Only the lines holding "esile" are wanted. Copy every one from the records below.

STORED DATA Start Marker

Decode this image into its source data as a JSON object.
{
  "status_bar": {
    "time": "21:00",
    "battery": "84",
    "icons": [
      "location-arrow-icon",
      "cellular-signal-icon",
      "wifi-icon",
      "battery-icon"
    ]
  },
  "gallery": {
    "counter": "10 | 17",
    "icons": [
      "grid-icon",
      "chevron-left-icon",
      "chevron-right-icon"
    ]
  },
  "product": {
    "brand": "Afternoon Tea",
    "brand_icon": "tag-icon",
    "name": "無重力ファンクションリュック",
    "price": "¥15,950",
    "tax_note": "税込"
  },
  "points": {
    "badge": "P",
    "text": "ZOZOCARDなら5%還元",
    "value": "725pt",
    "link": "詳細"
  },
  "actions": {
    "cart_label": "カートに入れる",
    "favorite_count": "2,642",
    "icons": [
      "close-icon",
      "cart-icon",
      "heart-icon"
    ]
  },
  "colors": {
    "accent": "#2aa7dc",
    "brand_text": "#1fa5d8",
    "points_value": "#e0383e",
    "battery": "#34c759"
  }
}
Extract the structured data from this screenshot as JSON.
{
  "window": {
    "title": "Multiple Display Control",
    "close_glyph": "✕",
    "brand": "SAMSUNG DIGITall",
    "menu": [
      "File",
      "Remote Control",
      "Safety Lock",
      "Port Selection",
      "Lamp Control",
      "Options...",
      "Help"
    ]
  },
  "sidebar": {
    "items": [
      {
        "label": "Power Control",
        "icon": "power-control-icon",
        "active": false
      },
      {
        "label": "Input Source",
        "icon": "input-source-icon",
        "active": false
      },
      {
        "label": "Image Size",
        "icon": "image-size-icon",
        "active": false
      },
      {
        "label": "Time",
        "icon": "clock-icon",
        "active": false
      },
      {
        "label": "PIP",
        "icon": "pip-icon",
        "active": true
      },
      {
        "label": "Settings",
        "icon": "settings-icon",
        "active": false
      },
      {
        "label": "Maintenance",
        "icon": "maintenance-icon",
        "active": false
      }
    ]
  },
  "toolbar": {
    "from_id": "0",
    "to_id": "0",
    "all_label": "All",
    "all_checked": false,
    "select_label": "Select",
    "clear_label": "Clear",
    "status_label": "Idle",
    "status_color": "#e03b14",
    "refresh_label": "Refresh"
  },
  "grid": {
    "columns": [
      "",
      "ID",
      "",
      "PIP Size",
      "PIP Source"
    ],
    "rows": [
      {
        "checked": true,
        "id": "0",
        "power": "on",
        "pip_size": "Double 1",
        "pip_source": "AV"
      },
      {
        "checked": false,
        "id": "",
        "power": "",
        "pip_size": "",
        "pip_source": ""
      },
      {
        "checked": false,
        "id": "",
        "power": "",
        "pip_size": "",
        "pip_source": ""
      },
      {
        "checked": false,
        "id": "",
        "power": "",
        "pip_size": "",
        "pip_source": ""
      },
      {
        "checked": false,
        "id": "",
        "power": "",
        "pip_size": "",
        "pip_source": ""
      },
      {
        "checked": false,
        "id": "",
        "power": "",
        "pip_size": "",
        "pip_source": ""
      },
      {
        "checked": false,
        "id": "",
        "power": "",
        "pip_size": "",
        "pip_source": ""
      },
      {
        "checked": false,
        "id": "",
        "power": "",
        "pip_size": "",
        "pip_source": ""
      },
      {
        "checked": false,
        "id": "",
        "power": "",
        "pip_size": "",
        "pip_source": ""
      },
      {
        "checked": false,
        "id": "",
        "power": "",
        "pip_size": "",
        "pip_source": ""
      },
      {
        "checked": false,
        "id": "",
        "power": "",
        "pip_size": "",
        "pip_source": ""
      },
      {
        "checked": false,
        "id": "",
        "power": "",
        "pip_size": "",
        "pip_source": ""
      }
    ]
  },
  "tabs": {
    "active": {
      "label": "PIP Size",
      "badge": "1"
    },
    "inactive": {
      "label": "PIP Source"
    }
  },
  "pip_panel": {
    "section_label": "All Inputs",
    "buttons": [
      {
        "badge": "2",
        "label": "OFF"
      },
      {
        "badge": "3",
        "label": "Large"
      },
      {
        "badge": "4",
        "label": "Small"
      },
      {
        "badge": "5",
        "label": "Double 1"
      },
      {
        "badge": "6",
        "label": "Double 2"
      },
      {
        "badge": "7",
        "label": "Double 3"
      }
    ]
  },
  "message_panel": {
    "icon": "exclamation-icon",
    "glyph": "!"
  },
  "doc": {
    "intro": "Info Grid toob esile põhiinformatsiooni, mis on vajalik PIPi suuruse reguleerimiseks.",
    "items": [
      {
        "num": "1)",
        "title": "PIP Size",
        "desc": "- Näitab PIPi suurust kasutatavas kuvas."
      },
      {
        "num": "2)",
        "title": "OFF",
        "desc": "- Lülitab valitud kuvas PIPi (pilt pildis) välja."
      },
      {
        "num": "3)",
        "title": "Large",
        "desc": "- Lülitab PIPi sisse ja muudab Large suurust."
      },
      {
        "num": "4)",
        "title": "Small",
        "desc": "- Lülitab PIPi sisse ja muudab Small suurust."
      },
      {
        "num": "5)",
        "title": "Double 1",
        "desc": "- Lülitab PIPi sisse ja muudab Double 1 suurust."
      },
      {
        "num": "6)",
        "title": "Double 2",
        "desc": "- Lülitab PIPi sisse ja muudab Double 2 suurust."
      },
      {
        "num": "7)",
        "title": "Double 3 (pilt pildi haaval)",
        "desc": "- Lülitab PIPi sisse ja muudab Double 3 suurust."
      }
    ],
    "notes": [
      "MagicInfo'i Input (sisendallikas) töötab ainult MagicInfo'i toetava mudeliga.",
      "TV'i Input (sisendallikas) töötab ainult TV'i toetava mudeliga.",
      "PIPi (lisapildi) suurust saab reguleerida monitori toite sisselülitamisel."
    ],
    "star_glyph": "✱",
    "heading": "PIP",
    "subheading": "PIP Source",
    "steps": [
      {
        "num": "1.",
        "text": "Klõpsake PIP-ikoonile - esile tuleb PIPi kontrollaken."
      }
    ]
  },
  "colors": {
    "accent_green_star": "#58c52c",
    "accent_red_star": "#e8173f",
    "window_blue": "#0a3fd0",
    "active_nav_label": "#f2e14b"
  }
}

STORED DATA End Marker
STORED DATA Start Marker

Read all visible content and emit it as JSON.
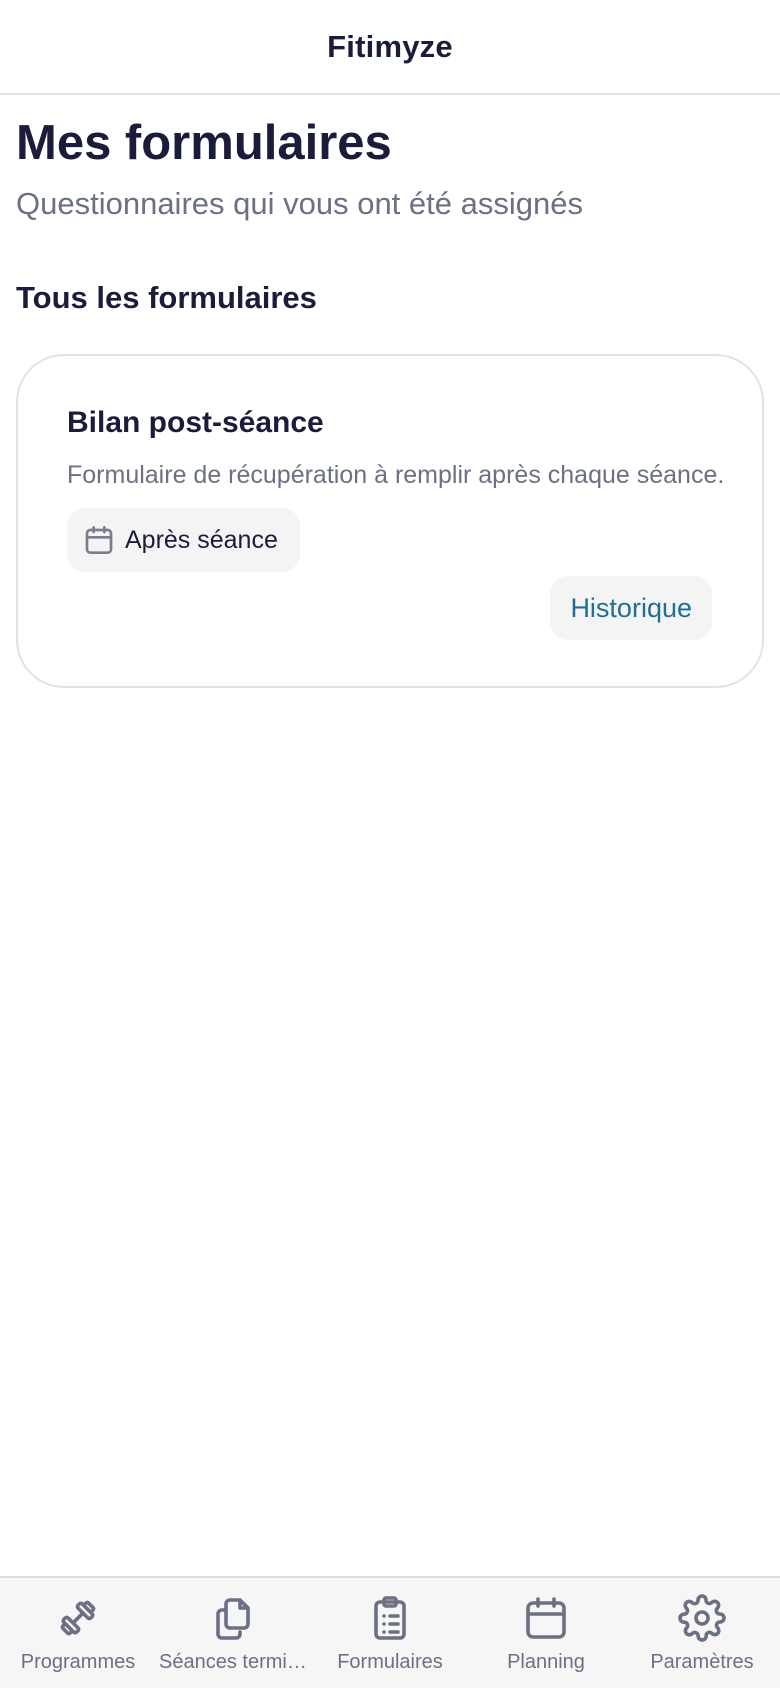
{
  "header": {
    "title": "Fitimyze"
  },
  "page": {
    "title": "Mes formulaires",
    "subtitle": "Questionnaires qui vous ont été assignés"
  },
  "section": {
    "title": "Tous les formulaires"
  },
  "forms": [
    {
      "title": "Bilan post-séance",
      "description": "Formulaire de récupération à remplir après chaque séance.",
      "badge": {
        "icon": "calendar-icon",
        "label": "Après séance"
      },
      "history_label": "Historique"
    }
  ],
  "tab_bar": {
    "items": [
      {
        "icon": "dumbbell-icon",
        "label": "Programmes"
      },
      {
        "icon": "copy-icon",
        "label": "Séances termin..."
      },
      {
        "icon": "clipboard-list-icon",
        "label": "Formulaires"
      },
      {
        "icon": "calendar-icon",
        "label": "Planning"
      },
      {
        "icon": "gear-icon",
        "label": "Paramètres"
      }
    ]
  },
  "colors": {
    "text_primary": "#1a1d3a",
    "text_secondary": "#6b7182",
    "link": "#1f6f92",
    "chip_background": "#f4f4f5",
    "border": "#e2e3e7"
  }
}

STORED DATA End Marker
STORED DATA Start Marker

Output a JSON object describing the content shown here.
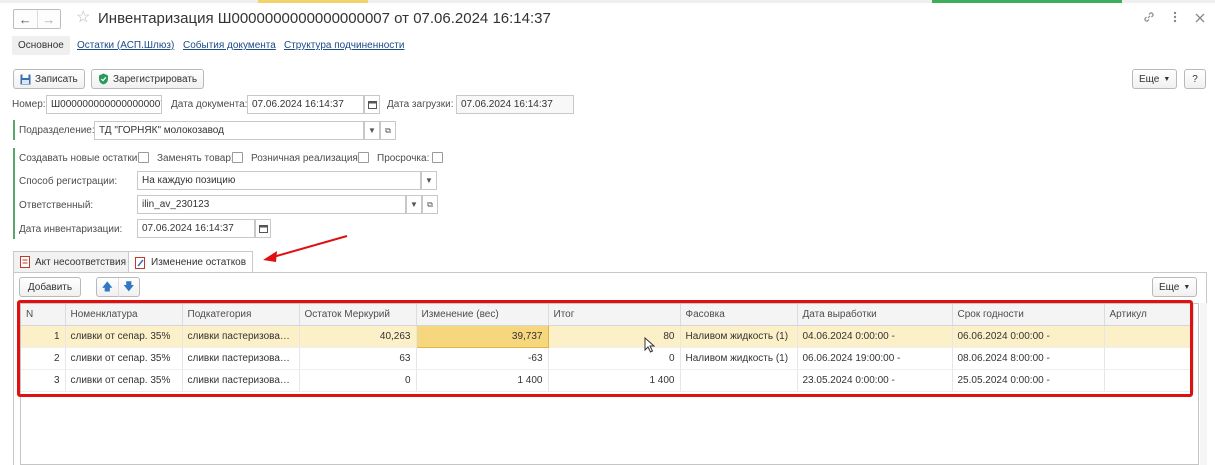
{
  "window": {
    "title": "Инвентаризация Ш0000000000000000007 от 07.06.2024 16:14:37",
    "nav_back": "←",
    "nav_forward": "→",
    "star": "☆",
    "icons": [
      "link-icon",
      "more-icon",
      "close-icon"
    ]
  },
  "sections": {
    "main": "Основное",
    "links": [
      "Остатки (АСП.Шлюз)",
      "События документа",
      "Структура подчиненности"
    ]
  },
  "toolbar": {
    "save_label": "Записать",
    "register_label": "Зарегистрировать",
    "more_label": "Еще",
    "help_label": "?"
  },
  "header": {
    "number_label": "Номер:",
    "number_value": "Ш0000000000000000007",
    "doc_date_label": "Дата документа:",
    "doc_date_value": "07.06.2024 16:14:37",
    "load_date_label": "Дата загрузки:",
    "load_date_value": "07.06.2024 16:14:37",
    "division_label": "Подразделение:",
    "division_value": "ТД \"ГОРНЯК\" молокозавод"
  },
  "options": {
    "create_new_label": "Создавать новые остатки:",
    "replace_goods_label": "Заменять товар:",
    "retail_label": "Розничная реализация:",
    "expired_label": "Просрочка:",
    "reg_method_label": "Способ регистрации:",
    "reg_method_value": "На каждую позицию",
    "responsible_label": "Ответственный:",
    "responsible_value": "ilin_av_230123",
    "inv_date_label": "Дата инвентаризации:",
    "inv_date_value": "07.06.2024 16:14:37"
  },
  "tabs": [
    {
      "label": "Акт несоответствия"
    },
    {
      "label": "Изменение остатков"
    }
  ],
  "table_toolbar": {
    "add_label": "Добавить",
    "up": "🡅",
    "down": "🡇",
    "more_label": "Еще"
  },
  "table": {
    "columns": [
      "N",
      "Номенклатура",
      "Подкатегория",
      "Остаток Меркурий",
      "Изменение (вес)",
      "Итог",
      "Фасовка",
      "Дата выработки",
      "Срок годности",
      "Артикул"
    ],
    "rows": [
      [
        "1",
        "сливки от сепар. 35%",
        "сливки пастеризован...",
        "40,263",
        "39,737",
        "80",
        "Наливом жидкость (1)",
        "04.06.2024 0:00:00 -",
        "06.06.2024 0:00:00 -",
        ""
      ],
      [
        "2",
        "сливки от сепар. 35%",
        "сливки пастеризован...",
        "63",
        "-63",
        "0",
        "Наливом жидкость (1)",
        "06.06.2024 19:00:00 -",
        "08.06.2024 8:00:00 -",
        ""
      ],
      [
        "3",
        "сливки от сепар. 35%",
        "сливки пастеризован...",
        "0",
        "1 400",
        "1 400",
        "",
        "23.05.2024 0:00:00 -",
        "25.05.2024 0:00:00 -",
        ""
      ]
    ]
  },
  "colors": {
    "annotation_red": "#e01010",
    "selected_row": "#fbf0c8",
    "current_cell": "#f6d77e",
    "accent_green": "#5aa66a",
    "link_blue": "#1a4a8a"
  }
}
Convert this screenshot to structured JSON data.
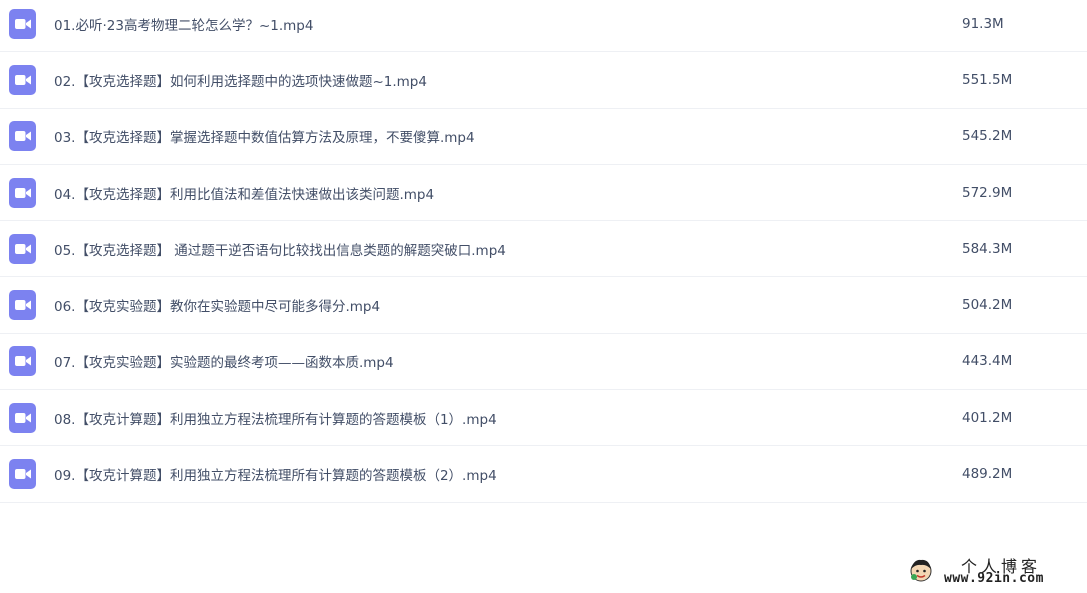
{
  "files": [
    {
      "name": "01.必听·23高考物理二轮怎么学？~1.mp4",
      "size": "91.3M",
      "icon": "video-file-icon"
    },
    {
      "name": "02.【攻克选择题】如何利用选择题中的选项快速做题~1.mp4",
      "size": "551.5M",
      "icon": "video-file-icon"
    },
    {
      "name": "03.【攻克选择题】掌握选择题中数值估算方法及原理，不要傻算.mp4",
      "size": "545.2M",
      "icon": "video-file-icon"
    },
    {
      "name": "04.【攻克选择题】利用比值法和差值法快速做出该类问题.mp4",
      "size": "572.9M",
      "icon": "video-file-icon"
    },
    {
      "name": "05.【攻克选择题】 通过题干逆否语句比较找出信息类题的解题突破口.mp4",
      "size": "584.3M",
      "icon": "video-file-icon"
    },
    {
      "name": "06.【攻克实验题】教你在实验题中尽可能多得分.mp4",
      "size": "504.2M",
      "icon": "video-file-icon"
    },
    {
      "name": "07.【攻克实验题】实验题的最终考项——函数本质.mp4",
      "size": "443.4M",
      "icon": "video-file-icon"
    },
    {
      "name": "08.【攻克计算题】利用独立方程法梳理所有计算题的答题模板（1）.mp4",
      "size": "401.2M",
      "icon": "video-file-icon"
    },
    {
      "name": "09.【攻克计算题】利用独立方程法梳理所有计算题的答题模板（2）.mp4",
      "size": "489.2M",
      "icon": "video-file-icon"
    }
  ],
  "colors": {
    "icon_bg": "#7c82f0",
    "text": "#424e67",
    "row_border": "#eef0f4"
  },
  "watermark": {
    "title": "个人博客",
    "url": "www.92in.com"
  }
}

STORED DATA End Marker

YOUR SOLUTION ▸
    "intro": "Info Grid toob esile põhiinformatsiooni, mis on vajalik PIPi suuruse reguleerimiseks.",
        "text": "Klõpsake PIP-ikoonile - esile tuleb PIPi kontrollaken."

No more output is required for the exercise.